THEY are the maternal clichés pressed into every child’s heart. The collective wisdom of a generation of mothers for whom one must “always try your best” has been analysed with the revelation that the average mother passes on more than 40 pearls of wisdom.
These short moral maxims, usually delivered while mum is simultaneously rubbing dirt from a muddy cheek or flattening a spike of unruly hair, have been the subject of a study which discovered that the most popular phrases include “Always try your best” and “If you can’t say something nice, don’t say anything at all”.
The study of 2,000 mothers found that, unsurprisingly, they are most likely to encourage their children to do well in life by focusing on the positive rather than the negative and on the virtues of education.
Mums were likely to urge their children to “get an education because no-one can take that away from you” as well as also advising them “you only get out of life what you put into it”.
Additionally, mums are likely to pass tips along the lines of “smile” and “life’s too short to be unhappy”.
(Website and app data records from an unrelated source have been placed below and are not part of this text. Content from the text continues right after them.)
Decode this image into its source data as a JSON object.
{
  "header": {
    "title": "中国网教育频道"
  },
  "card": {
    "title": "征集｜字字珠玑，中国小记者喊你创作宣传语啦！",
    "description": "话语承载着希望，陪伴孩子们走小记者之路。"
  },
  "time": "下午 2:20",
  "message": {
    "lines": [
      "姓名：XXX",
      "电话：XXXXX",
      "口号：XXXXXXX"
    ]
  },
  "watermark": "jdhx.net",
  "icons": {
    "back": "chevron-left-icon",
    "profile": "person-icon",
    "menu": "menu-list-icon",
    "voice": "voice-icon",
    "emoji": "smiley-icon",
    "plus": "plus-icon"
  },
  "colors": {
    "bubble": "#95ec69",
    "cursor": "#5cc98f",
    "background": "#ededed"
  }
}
The study found that the average mother passes on 41 “pearls of wisdom” to their child during the course of their formative years.
Yesterday, Tim Fairs, a spokesman for Clinton Cards, which commissioned the research, said: “Even as adults we continue to go back to mum for her wisdom and advice on daily scenarios, because, as she says herself, ‘Mum knows best’.
“And it’s these little nuggets of information which we hold dear, and which get passed down from generation to generation. These pieces of advice might be small, but the very fact they stay with us for years on end prove they hold great weight.”
The survey shows mothers regularly display prudence when it comes to food – with some of their more memorable tips including “never take sweets from strangers”, “never swim on a full stomach”, “always eat breakfast” and “don’t eat cheese before bedtime”.
Good manners cost nothing according to the nation’s mums, who regularly tell their young to “eat with your mouth closed”, “never stare at people”, and to “mind your Ps and Qs”.
Other words of wisdom mums give to encourage good etiquette include “treat people with respect”, “treat others how you wish to be treated yourself” and “manners maketh the man”.
The study also revealed the majority of children always remember the advice their mothers pass down to them over the years.
In fact, the advice is so precious that seven out of ten adults regularly repeat the wisdom to their own children.
And 48 per cent of respondents continued to think their mother offered the best advice even when they had grown-up.
Mr Fairs added: “In an age where we’re bombarded with rules, guidance and expert advice, it can often be the little things that our mums say that prove to be the most memorable and help guide us through life.”
Furthermore, the study found two-thirds of people often catch themselves mid-sentence and think “I sound like my mum”, and 43 per cent often think they are turning into their mums.
But more than three-quarters of those people who have their own children hope these “pearls of wisdom” continue to be remembered and passed on to future generations.